Activity: Output every record below precisely as it is written.
[[ Available records open ]]
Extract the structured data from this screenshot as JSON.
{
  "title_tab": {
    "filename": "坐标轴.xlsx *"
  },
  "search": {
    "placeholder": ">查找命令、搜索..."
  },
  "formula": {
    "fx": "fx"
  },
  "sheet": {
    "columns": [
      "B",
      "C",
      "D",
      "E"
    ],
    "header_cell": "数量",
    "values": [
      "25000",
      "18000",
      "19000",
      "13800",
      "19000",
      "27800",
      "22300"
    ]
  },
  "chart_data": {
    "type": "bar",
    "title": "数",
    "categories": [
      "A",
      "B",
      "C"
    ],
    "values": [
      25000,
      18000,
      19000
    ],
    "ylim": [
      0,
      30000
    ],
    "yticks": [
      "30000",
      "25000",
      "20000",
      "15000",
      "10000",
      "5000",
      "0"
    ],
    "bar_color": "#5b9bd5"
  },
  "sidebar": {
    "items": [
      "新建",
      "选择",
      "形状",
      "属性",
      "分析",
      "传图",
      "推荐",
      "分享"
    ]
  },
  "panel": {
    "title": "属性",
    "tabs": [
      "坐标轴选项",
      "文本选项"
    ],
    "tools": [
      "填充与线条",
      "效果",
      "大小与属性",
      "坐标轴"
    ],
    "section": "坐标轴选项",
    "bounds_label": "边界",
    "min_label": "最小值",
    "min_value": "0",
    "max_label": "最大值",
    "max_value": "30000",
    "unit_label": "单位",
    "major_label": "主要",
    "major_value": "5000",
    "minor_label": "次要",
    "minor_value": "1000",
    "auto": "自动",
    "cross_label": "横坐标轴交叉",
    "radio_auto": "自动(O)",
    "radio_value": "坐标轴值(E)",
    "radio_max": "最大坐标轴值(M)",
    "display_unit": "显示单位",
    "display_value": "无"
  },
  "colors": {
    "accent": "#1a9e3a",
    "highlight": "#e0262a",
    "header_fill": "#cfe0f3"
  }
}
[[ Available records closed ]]
Task result:
Extract the structured data from this screenshot as JSON.
{
  "title_tab": {
    "filename": "坐标轴.xlsx *"
  },
  "search": {
    "placeholder": ">查找命令、搜索..."
  },
  "formula": {
    "fx": "fx"
  },
  "sheet": {
    "columns": [
      "B",
      "C",
      "D",
      "E"
    ],
    "header_cell": "数量",
    "values": [
      "25000",
      "18000",
      "19000",
      "13800",
      "19000",
      "27800",
      "22300"
    ]
  },
  "chart_data": {
    "type": "bar",
    "title": "数",
    "categories": [
      "A",
      "B",
      "C"
    ],
    "values": [
      25000,
      18000,
      19000
    ],
    "ylim": [
      0,
      30000
    ],
    "yticks": [
      "30000",
      "25000",
      "20000",
      "15000",
      "10000",
      "5000",
      "0"
    ],
    "bar_color": "#5b9bd5"
  },
  "sidebar": {
    "items": [
      "新建",
      "选择",
      "形状",
      "属性",
      "分析",
      "传图",
      "推荐",
      "分享"
    ]
  },
  "panel": {
    "title": "属性",
    "tabs": [
      "坐标轴选项",
      "文本选项"
    ],
    "tools": [
      "填充与线条",
      "效果",
      "大小与属性",
      "坐标轴"
    ],
    "section": "坐标轴选项",
    "bounds_label": "边界",
    "min_label": "最小值",
    "min_value": "0",
    "max_label": "最大值",
    "max_value": "30000",
    "unit_label": "单位",
    "major_label": "主要",
    "major_value": "5000",
    "minor_label": "次要",
    "minor_value": "1000",
    "auto": "自动",
    "cross_label": "横坐标轴交叉",
    "radio_auto": "自动(O)",
    "radio_value": "坐标轴值(E)",
    "radio_max": "最大坐标轴值(M)",
    "display_unit": "显示单位",
    "display_value": "无"
  },
  "colors": {
    "accent": "#1a9e3a",
    "highlight": "#e0262a",
    "header_fill": "#cfe0f3"
  }
}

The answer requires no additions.